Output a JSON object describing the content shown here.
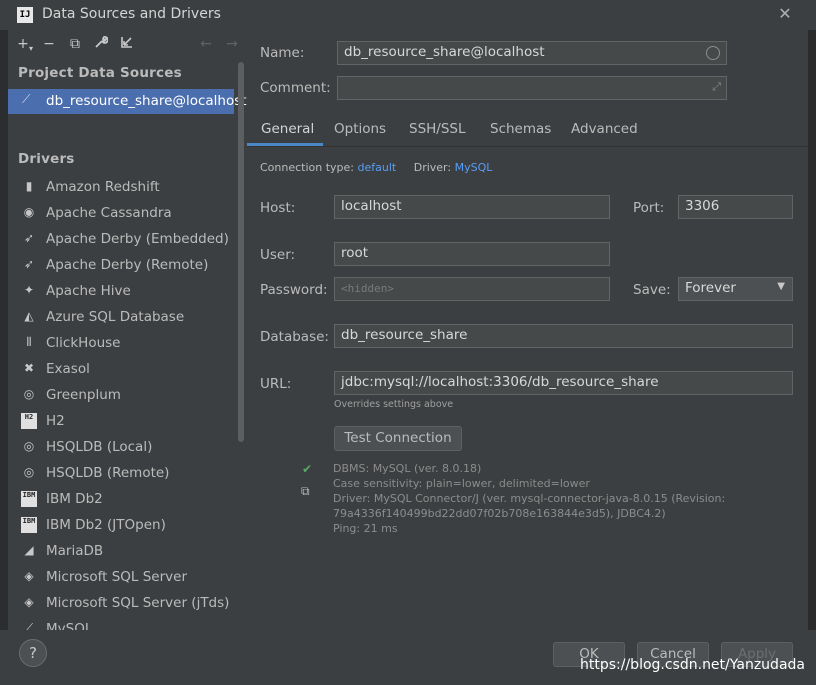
{
  "window": {
    "title": "Data Sources and Drivers",
    "logo_text": "IJ",
    "close_glyph": "✕"
  },
  "toolbar": {
    "icons": [
      "add-icon",
      "remove-icon",
      "duplicate-icon",
      "wrench-icon",
      "import-icon",
      "back-arrow-icon",
      "forward-arrow-icon"
    ]
  },
  "left": {
    "project_header": "Project Data Sources",
    "selected_source": "db_resource_share@localhost",
    "drivers_header": "Drivers",
    "drivers": [
      {
        "label": "Amazon Redshift",
        "icon": "redshift-icon"
      },
      {
        "label": "Apache Cassandra",
        "icon": "cassandra-icon"
      },
      {
        "label": "Apache Derby (Embedded)",
        "icon": "derby-icon"
      },
      {
        "label": "Apache Derby (Remote)",
        "icon": "derby-icon"
      },
      {
        "label": "Apache Hive",
        "icon": "hive-icon"
      },
      {
        "label": "Azure SQL Database",
        "icon": "azure-icon"
      },
      {
        "label": "ClickHouse",
        "icon": "clickhouse-icon"
      },
      {
        "label": "Exasol",
        "icon": "exasol-icon"
      },
      {
        "label": "Greenplum",
        "icon": "greenplum-icon"
      },
      {
        "label": "H2",
        "icon": "h2-icon"
      },
      {
        "label": "HSQLDB (Local)",
        "icon": "hsqldb-icon"
      },
      {
        "label": "HSQLDB (Remote)",
        "icon": "hsqldb-icon"
      },
      {
        "label": "IBM Db2",
        "icon": "ibm-db2-icon"
      },
      {
        "label": "IBM Db2 (JTOpen)",
        "icon": "ibm-db2-icon"
      },
      {
        "label": "MariaDB",
        "icon": "mariadb-icon"
      },
      {
        "label": "Microsoft SQL Server",
        "icon": "sqlserver-icon"
      },
      {
        "label": "Microsoft SQL Server (jTds)",
        "icon": "sqlserver-icon"
      },
      {
        "label": "MySQL",
        "icon": "mysql-icon"
      }
    ]
  },
  "form": {
    "name_label": "Name:",
    "name_value": "db_resource_share@localhost",
    "comment_label": "Comment:",
    "comment_value": "",
    "tabs": [
      "General",
      "Options",
      "SSH/SSL",
      "Schemas",
      "Advanced"
    ],
    "active_tab": "General",
    "conn_type_label": "Connection type:",
    "conn_type_value": "default",
    "driver_label": "Driver:",
    "driver_value": "MySQL",
    "host_label": "Host:",
    "host_value": "localhost",
    "port_label": "Port:",
    "port_value": "3306",
    "user_label": "User:",
    "user_value": "root",
    "password_label": "Password:",
    "password_placeholder": "<hidden>",
    "save_label": "Save:",
    "save_value": "Forever",
    "database_label": "Database:",
    "database_value": "db_resource_share",
    "url_label": "URL:",
    "url_value": "jdbc:mysql://localhost:3306/db_resource_share",
    "url_note": "Overrides settings above",
    "test_button": "Test Connection",
    "info_lines": [
      "DBMS: MySQL (ver. 8.0.18)",
      "Case sensitivity: plain=lower, delimited=lower",
      "Driver: MySQL Connector/J (ver. mysql-connector-java-8.0.15 (Revision:",
      "79a4336f140499bd22dd07f02b708e163844e3d5), JDBC4.2)",
      "Ping: 21 ms"
    ]
  },
  "buttons": {
    "help": "?",
    "ok": "OK",
    "cancel": "Cancel",
    "apply": "Apply"
  },
  "watermark": "https://blog.csdn.net/Yanzudada",
  "colors": {
    "accent": "#4b6eaf",
    "link": "#589df6",
    "success": "#59a869",
    "panel": "#3c3f41"
  }
}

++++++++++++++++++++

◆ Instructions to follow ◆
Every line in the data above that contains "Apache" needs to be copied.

◆ Response for this exercise ◆
        "label": "Apache Cassandra",
        "label": "Apache Derby (Embedded)",
        "label": "Apache Derby (Remote)",
        "label": "Apache Hive",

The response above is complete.